4. Configuration: BAMie is ambitious in documenting automation and control system configurations. The idea is to make the information exchange between the system contractor, other designers, contractors and the facility manager or building owner more efficient. Configuration data can include data such as set points for specific building spaces, schedules, even alarm conditions. The usefulness of documenting system configurations for information exchange may depend on the specific automation and control system, specifically the management workstations of the system, where configurations can be set.
5. Performance: The proposed model definition for performance is interesting. Because BAMie data includes relationships between objects and artifacts and can produce a fluent exchange of data, it can facilitate the creation of performance metrics that an automation and control system would not be able to do -- for example, creating 3D models or color coded floor plans of energy consumption trends over a time series.
The building automation industry is abuzz with "data analytics." Analytic software solutions for complex HVAC systems have shown substantial benefits in operations and energy management. The key is data.
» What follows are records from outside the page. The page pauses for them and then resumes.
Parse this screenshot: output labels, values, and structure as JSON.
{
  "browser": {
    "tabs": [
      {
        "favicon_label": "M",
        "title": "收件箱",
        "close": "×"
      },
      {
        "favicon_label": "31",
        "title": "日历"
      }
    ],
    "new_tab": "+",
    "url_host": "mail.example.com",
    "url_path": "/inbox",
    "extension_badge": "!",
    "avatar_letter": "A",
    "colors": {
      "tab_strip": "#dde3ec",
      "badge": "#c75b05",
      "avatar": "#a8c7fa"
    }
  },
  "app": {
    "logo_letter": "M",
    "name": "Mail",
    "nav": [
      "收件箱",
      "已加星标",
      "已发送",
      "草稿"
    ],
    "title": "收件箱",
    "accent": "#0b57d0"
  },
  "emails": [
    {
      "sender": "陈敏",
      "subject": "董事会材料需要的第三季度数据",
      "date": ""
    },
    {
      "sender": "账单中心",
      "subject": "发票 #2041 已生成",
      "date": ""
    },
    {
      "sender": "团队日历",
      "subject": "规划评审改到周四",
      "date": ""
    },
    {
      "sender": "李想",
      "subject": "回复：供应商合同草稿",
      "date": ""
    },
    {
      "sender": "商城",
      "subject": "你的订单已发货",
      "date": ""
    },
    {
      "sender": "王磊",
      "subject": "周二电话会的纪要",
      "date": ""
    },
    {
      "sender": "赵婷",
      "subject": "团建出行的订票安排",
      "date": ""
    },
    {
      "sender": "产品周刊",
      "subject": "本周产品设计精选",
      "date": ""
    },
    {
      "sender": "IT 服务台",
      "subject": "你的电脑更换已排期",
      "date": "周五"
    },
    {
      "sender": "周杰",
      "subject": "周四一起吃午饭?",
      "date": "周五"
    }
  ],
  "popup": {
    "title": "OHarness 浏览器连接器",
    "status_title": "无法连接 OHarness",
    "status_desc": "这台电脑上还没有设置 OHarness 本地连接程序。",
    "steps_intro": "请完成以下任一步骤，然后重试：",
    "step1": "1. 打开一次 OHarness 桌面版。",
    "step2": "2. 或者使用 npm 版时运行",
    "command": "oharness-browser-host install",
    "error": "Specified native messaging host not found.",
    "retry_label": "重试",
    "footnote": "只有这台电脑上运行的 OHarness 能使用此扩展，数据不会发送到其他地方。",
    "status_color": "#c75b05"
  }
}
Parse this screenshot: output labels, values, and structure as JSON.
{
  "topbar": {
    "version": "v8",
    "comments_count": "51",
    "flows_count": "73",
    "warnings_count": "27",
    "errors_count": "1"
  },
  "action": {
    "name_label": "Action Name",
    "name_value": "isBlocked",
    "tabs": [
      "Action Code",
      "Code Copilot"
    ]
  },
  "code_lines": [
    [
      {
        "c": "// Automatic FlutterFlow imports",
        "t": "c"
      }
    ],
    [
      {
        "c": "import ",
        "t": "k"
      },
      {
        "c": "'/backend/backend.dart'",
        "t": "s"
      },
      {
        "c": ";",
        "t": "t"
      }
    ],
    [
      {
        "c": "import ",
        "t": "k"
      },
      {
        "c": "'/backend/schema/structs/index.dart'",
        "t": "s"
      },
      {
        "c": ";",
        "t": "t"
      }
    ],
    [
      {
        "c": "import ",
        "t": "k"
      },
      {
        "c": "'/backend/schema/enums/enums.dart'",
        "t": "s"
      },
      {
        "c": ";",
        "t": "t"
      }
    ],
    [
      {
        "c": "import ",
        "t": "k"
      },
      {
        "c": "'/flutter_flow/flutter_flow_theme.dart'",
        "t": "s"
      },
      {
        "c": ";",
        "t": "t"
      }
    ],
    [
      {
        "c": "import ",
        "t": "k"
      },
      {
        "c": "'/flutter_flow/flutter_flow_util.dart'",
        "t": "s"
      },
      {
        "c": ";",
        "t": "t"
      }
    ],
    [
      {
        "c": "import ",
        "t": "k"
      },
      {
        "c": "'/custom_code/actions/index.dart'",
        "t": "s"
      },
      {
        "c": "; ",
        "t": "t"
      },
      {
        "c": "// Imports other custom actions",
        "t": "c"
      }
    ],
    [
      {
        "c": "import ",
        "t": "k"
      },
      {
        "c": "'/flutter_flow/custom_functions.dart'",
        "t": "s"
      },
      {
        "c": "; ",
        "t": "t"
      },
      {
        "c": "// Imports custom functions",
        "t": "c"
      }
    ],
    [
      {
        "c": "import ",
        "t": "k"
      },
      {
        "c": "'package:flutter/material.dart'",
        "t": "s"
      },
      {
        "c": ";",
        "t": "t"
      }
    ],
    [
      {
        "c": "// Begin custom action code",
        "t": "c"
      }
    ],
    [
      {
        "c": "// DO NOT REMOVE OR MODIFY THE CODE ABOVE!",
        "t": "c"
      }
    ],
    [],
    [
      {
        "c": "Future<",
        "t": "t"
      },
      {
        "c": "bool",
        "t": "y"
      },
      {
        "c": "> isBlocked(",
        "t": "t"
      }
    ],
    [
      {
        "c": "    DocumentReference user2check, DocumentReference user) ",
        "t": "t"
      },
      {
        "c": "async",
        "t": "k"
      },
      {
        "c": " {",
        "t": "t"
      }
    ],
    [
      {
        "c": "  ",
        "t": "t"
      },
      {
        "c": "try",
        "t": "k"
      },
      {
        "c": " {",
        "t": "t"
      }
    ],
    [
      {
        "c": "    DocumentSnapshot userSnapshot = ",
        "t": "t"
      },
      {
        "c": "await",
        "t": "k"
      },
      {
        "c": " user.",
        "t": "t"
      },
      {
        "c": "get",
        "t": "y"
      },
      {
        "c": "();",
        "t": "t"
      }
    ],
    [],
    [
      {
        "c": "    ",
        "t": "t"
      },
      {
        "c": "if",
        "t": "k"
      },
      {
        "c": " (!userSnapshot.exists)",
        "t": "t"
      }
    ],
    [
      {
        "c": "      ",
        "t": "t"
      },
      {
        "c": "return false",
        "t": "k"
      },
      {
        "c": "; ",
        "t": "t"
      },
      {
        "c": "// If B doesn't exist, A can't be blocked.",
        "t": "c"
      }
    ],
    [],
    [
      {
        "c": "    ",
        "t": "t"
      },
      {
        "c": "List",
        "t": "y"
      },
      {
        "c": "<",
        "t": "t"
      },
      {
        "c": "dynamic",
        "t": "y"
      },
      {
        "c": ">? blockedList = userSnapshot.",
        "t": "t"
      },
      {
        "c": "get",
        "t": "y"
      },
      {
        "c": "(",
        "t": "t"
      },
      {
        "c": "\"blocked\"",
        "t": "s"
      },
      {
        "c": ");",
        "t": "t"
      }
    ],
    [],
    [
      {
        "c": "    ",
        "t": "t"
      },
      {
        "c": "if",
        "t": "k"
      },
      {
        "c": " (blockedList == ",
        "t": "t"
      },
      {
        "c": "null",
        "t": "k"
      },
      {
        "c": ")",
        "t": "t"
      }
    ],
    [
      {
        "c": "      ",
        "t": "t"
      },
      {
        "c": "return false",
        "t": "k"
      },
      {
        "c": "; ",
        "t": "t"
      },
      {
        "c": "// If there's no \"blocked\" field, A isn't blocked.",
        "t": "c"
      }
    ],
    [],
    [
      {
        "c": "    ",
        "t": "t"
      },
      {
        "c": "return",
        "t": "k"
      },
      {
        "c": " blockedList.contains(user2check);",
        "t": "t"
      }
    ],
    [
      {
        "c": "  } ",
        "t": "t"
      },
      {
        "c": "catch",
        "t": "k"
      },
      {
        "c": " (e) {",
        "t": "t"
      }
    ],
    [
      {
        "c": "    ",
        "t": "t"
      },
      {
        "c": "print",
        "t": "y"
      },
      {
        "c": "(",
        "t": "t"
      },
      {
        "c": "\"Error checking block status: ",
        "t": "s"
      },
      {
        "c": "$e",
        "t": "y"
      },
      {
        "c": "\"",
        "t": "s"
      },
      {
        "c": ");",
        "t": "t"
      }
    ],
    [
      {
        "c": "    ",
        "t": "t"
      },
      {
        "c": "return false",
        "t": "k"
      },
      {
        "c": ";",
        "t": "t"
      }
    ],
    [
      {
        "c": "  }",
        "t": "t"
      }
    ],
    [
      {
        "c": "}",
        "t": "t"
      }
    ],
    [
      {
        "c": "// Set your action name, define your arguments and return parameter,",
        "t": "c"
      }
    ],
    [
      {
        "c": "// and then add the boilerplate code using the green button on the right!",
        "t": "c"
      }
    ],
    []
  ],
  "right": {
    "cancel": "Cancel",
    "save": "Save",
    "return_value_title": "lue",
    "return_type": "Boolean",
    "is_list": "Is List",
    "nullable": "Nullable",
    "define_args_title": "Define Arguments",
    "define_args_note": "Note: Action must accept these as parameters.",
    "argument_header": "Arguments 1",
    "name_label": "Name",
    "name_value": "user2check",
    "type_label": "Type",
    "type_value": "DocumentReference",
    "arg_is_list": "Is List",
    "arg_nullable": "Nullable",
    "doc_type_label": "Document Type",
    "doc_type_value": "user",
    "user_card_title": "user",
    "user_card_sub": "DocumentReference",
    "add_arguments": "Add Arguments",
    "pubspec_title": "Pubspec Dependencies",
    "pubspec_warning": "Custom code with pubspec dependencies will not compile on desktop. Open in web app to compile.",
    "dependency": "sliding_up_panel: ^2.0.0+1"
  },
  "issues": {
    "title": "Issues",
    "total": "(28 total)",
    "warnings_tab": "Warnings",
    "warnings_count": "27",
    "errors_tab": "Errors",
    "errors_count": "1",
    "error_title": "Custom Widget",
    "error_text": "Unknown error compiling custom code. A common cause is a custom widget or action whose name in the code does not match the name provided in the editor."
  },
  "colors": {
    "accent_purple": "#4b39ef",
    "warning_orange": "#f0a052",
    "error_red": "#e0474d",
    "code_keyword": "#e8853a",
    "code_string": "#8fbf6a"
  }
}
The proposed BAMie is not only a repository for comprehensive data in automation and control systems, but it provides a means that the data can be easily exchanged with other systems and other various colleagues involved in design, construction and operation of the building.
The building automation industry needs to embrace and support the BAMie effort. Construction directors and facility managers should request designers and contractors provide system data and submittals in electronic format.
Finally, the industry experience with BIM and information exchange to date is somewhat isolated to just architects, design engineers and construction companies. Not many facility management organizations have consumed and used BIM data despite the fact that the greatest benefits of BIM are in building operations. A number of facility management systems can import BIM and populate FM applications such as asset management, preventative maintenance and document management.
If we can acquire automation and control system data digitally in the proposed format from the start of a project, enrich the data with digital relationships within the building, coordinate it with other designers and finally populate our facility management systems, we will be on the road to better building performance.